Data about app and page elements
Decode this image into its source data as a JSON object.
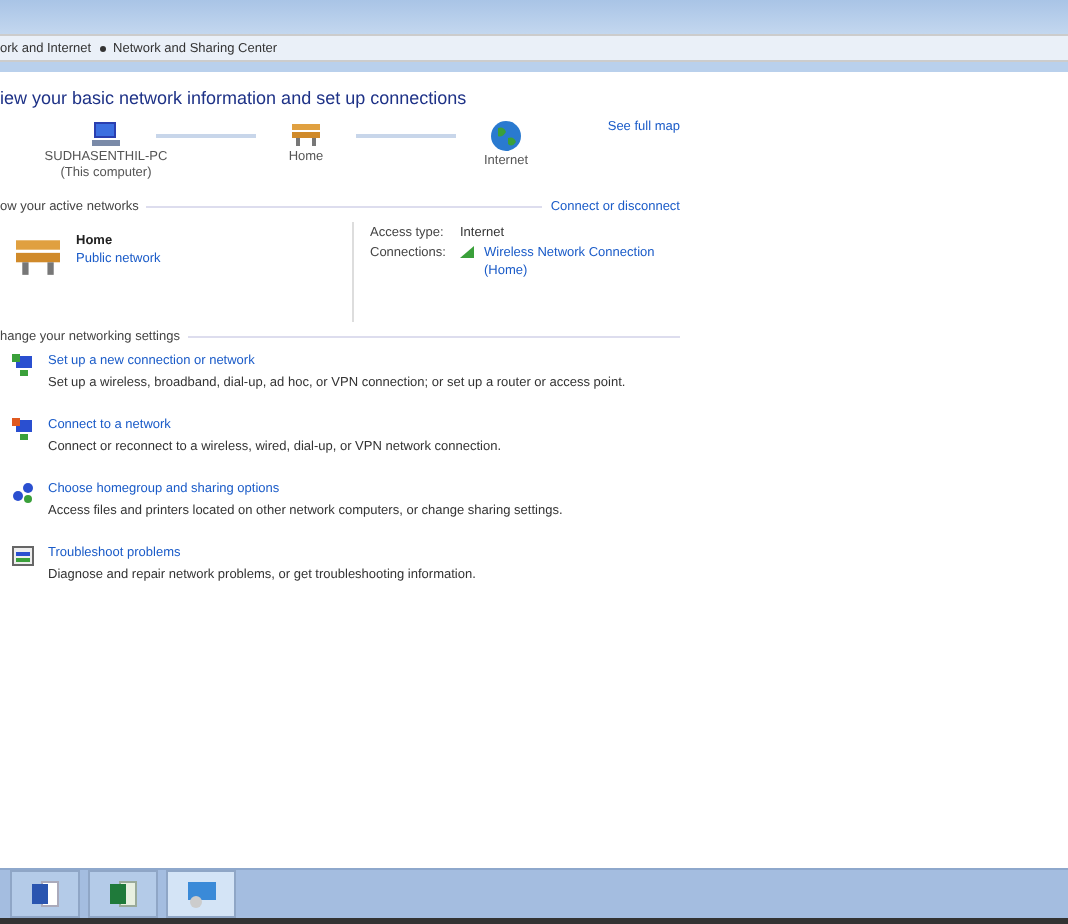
{
  "breadcrumb": [
    {
      "label": "ork and Internet"
    },
    {
      "label": "Network and Sharing Center"
    }
  ],
  "heading": "iew your basic network information and set up connections",
  "network_map": {
    "nodes": [
      {
        "kind": "computer",
        "label": "SUDHASENTHIL-PC",
        "sublabel": "(This computer)"
      },
      {
        "kind": "bench",
        "label": "Home"
      },
      {
        "kind": "globe",
        "label": "Internet"
      }
    ],
    "link": "See full map"
  },
  "active_networks": {
    "header": "ow your active networks",
    "link": "Connect or disconnect",
    "name": "Home",
    "type_link": "Public network",
    "access_type_label": "Access type:",
    "access_type": "Internet",
    "connections_label": "Connections:",
    "connection": "Wireless Network Connection",
    "connection_sub": "(Home)"
  },
  "settings": {
    "header": "hange your networking settings",
    "tasks": [
      {
        "kind": "new-connection",
        "link": "Set up a new connection or network",
        "description": "Set up a wireless, broadband, dial-up, ad hoc, or VPN connection; or set up a router or access point."
      },
      {
        "kind": "connect",
        "link": "Connect to a network",
        "description": "Connect or reconnect to a wireless, wired, dial-up, or VPN network connection."
      },
      {
        "kind": "homegroup",
        "link": "Choose homegroup and sharing options",
        "description": "Access files and printers located on other network computers, or change sharing settings."
      },
      {
        "kind": "troubleshoot",
        "link": "Troubleshoot problems",
        "description": "Diagnose and repair network problems, or get troubleshooting information."
      }
    ]
  },
  "taskbar": [
    {
      "kind": "word",
      "selected": false
    },
    {
      "kind": "excel",
      "selected": false
    },
    {
      "kind": "network",
      "selected": true
    }
  ]
}
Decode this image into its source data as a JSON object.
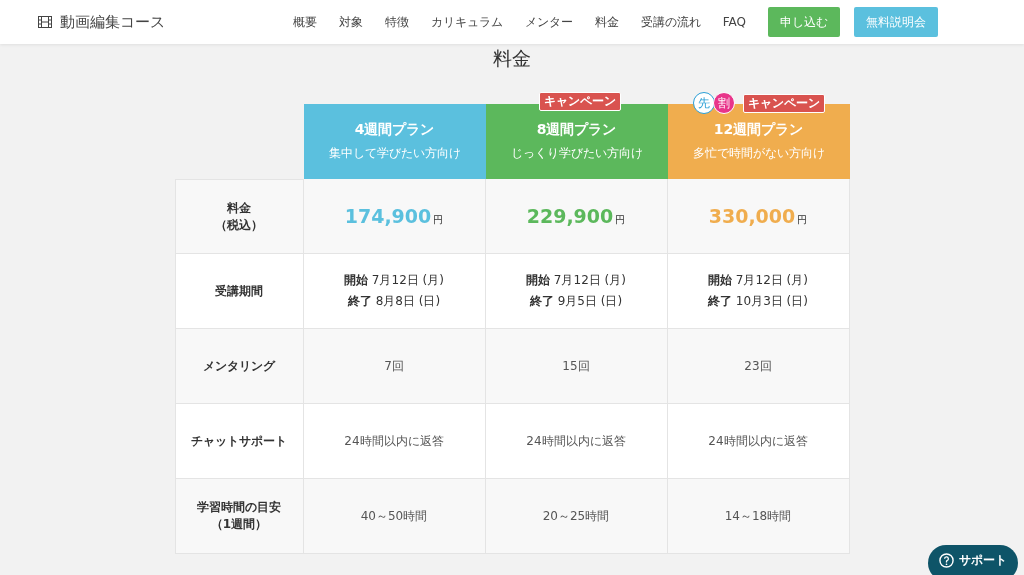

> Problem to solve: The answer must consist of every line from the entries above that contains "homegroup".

> Solved problem:
        "kind": "homegroup",
        "link": "Choose homegroup and sharing options",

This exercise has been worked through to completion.